* Your instructions:
Every line below that holds "candy" must be copied.

* Data extracts:
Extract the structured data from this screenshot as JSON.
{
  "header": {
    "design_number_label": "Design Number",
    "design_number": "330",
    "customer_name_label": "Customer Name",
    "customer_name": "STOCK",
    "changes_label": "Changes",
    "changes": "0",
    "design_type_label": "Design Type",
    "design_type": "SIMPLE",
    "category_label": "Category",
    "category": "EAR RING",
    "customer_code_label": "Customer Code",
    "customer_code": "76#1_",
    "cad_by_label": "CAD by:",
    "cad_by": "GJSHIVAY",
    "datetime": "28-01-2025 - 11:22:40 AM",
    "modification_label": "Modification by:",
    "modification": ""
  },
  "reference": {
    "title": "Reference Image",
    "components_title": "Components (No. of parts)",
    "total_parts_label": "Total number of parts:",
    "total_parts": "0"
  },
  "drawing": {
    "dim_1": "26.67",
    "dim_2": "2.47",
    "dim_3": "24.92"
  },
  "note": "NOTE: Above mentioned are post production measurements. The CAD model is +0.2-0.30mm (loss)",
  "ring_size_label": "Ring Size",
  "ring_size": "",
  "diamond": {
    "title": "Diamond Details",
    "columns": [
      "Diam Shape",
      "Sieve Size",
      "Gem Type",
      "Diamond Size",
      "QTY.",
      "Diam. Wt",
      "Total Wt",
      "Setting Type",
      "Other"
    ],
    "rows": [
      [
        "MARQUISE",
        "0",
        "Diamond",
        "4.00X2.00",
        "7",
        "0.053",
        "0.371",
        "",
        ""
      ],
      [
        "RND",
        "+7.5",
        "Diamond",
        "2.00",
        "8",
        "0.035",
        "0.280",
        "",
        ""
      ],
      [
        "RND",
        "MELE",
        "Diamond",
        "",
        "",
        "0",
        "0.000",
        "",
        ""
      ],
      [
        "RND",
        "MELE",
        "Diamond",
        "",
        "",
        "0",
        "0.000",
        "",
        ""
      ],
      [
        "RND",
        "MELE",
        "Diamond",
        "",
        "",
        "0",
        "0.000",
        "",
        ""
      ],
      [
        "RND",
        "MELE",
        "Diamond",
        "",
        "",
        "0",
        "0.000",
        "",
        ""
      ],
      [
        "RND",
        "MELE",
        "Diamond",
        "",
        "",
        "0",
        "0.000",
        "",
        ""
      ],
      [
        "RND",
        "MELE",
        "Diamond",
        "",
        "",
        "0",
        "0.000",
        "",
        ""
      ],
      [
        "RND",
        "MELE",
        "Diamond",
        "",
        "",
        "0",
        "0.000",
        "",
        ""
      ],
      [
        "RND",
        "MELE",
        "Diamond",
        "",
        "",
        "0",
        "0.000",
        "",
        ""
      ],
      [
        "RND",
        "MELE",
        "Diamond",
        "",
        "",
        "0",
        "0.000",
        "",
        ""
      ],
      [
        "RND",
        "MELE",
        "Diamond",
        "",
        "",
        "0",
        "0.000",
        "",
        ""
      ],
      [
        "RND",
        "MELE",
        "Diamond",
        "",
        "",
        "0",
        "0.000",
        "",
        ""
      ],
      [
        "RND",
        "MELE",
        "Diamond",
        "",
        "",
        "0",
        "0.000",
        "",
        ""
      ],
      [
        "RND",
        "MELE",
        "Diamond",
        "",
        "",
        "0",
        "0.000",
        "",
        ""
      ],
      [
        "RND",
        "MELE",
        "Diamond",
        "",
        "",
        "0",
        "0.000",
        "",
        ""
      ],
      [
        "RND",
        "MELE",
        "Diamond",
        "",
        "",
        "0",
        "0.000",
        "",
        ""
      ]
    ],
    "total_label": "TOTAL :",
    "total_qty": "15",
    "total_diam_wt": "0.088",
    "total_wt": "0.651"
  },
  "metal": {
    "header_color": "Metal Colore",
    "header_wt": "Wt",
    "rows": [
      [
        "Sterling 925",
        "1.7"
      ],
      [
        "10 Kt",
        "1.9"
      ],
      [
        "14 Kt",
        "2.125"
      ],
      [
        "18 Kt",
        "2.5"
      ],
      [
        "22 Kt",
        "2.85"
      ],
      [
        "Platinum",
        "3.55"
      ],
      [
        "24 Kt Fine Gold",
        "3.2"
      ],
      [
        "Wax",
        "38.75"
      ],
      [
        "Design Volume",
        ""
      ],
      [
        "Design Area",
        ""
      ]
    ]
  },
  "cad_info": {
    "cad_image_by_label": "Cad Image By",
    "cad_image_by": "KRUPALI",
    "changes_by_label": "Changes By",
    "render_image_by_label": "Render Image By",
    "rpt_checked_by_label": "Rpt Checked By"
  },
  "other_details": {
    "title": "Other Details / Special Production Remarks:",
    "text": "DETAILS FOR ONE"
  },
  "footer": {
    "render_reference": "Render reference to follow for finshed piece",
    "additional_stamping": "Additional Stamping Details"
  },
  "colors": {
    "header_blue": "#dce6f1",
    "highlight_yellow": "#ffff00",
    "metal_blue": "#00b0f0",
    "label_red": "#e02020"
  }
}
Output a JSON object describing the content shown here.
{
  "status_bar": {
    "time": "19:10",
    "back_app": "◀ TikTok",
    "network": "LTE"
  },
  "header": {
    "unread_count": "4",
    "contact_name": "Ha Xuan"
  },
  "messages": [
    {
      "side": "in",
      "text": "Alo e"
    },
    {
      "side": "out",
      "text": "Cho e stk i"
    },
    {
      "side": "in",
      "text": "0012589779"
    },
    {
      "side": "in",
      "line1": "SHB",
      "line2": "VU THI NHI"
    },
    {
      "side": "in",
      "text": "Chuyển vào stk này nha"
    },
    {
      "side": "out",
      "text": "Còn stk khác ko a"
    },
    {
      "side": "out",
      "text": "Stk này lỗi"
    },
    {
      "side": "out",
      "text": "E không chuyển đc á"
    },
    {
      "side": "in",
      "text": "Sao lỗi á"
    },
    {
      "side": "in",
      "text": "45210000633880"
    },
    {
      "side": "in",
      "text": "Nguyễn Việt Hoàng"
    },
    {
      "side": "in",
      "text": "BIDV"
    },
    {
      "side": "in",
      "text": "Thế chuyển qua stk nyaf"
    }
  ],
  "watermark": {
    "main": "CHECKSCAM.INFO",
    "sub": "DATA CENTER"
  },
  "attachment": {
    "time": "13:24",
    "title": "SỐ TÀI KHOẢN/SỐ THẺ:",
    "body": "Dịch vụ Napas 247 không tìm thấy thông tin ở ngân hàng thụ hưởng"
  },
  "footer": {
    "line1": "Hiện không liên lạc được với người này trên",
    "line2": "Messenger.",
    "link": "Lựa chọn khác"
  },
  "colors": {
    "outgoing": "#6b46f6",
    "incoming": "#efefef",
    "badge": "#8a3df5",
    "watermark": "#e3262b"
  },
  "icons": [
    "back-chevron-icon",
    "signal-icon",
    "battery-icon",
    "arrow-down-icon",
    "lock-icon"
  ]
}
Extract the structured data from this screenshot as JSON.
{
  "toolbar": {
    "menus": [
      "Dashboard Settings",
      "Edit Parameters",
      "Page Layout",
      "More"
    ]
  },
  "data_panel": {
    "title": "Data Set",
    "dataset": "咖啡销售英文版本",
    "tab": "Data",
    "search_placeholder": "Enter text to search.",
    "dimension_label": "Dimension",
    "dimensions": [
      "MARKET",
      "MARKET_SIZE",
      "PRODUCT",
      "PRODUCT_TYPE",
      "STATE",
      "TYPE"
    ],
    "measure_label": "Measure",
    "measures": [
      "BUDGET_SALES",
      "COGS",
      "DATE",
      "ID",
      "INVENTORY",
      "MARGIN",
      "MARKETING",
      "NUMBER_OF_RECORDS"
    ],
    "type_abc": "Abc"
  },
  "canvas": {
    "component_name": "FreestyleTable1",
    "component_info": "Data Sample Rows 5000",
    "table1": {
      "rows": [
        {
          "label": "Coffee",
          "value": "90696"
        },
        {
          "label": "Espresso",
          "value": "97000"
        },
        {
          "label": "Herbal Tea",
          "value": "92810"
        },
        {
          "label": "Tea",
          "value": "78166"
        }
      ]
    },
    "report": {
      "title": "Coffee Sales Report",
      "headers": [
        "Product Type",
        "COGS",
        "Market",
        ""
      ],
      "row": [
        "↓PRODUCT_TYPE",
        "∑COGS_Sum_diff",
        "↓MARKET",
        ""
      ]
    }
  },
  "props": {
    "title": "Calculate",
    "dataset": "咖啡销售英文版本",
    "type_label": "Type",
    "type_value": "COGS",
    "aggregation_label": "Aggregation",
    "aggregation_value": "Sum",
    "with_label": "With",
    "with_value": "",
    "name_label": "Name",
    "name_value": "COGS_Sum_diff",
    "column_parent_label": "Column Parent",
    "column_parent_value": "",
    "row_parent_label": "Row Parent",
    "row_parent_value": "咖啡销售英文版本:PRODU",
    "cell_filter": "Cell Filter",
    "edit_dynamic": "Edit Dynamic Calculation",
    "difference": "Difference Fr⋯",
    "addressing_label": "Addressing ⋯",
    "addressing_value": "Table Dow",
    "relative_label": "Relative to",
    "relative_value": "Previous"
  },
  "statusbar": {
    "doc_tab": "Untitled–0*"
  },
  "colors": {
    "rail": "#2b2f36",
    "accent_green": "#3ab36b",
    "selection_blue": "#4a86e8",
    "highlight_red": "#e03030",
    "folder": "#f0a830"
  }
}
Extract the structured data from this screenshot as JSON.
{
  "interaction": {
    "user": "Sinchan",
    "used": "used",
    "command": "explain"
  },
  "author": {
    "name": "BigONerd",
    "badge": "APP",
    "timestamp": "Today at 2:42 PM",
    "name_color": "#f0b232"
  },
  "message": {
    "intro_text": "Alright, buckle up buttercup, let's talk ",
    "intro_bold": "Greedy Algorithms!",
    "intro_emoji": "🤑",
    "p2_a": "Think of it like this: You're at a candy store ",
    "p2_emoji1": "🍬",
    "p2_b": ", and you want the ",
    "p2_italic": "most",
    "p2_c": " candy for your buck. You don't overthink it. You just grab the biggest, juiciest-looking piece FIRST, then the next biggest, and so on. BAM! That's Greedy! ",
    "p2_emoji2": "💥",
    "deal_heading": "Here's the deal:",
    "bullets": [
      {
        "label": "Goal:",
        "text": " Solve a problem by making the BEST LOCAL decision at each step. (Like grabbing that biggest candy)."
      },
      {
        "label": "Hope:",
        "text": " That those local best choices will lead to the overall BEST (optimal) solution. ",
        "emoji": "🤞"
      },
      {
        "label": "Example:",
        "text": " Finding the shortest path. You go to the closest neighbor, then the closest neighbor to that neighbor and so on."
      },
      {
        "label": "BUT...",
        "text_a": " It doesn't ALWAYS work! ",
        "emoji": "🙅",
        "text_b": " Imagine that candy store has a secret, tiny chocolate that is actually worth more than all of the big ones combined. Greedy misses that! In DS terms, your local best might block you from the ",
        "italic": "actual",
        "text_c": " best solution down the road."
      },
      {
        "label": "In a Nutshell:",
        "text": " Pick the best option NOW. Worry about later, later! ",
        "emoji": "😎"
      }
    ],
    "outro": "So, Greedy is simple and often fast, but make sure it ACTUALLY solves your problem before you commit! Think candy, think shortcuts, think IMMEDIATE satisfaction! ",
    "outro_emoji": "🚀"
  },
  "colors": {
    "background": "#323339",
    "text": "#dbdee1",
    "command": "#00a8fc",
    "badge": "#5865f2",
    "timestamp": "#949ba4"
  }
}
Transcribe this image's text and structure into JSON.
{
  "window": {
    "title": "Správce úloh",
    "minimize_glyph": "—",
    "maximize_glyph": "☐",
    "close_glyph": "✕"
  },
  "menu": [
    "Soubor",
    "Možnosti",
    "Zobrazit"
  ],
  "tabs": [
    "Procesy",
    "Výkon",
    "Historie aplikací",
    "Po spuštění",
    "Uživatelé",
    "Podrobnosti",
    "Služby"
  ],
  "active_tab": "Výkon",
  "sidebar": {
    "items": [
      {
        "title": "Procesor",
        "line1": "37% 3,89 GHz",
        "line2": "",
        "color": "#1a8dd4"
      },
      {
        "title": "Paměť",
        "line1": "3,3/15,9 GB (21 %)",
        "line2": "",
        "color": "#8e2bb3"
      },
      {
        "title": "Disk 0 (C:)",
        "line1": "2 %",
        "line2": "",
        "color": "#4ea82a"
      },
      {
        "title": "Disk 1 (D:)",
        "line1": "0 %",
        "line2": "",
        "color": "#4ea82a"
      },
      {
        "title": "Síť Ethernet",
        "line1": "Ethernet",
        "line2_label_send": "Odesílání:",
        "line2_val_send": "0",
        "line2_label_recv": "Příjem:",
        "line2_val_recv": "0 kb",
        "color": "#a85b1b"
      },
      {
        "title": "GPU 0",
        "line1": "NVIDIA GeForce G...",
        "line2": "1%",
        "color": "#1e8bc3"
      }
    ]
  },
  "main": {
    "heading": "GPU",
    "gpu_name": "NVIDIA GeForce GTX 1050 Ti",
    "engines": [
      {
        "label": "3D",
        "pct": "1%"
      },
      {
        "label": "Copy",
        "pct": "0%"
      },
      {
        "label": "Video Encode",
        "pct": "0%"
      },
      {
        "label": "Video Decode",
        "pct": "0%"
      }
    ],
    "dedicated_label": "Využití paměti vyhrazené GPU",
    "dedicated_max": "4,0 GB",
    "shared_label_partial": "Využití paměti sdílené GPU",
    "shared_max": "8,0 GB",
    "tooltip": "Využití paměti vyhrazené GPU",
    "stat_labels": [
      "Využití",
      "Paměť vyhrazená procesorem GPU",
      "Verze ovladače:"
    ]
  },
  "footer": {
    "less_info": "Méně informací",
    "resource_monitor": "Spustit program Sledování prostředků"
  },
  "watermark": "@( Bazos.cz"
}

* Answer:
    "p2_a": "Think of it like this: You're at a candy store ",
    "p2_c": " candy for your buck. You don't overthink it. You just grab the biggest, juiciest-looking piece FIRST, then the next biggest, and so on. BAM! That's Greedy! ",
        "text": " Solve a problem by making the BEST LOCAL decision at each step. (Like grabbing that biggest candy)."
        "text_b": " Imagine that candy store has a secret, tiny chocolate that is actually worth more than all of the big ones combined. Greedy misses that! In DS terms, your local best might block you from the ",
    "outro": "So, Greedy is simple and often fast, but make sure it ACTUALLY solves your problem before you commit! Think candy, think shortcuts, think IMMEDIATE satisfaction! ",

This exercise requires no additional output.